A New York-based residential energy company is helping consumers navigate the world of programmable “smart” thermostats in order to increase heating and air conditioning efficiency and help people save money on monthly utility bills.
On Monday, EnergyHub announced the release of a new software system called Mercury that allows consumers to program smart thermostats from a webpage or smartphone.

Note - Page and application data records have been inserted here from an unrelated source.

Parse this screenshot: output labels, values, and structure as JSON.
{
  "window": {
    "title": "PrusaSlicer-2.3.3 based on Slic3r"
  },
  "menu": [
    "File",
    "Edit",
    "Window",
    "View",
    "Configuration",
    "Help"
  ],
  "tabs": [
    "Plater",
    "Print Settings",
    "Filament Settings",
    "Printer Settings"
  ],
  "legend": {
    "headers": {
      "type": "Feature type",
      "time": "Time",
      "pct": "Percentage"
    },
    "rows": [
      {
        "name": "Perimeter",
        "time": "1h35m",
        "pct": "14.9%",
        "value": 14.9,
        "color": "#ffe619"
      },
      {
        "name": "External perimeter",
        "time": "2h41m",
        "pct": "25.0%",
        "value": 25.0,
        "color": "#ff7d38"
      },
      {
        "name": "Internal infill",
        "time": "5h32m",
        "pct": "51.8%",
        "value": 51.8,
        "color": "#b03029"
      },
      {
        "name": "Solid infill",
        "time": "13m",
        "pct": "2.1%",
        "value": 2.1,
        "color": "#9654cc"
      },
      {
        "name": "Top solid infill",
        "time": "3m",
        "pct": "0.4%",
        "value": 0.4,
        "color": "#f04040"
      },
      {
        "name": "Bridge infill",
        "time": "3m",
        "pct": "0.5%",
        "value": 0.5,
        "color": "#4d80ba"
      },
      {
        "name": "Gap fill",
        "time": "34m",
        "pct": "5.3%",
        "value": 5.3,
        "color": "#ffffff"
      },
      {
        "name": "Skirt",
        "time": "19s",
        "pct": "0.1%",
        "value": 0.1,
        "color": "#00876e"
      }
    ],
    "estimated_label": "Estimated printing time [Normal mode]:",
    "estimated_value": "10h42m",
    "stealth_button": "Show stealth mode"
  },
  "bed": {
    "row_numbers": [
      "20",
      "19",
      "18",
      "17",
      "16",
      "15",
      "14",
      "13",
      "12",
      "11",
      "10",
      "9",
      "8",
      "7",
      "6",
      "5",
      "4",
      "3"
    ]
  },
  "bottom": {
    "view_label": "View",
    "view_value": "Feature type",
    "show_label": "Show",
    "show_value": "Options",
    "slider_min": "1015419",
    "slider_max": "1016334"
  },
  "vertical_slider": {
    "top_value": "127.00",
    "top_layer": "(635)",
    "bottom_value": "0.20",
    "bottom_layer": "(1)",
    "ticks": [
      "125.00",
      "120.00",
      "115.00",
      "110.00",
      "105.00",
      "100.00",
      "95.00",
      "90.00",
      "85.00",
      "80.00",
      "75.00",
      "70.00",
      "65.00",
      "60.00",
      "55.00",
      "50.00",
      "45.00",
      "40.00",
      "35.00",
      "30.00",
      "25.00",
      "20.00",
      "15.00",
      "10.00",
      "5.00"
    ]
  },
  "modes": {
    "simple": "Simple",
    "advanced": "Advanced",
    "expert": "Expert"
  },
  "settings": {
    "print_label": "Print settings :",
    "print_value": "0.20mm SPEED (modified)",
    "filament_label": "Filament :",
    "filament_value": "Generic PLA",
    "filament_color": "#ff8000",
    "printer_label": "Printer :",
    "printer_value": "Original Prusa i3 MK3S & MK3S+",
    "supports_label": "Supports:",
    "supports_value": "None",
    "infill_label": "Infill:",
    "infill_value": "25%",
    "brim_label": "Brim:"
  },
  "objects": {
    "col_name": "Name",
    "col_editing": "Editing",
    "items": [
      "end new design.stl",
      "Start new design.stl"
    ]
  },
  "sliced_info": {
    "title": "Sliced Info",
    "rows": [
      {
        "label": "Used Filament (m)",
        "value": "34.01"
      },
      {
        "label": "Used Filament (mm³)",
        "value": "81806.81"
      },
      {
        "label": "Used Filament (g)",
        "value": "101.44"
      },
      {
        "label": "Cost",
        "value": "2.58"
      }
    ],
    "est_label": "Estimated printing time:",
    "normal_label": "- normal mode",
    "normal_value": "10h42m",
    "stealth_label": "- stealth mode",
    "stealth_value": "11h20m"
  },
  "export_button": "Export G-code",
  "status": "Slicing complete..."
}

Programmable smart thermostats that are connected to the software via a broadband Internet connection can be optimized for maximum energy efficiency using the software’s back-end data service, which is supported by a large database of information.
Once customers perform an initial software setup, which includes entering information such as the hours of day when they’re home, the database begins to collect a variety of additional information, including home type and weather forecasts, to create an operational plan designed to maximize energy efficiency and savings.
Existing smart thermostats already allow consumers to control settings remotely using cloud computing, but the addition of the informational database and back-end analytics can cut energy use by about 10 percent more, according to EnergyHub CEO Seth Frader-Thompson.
Mercury will also allow customers to compare their home’s energy use to similar homes, a technique that has been proven to encourage consumers to pay closer attention to their energy use.
“Smart Thermostat Links to Cloud for Energy Savings,” CNET, Aug. 1, 2011.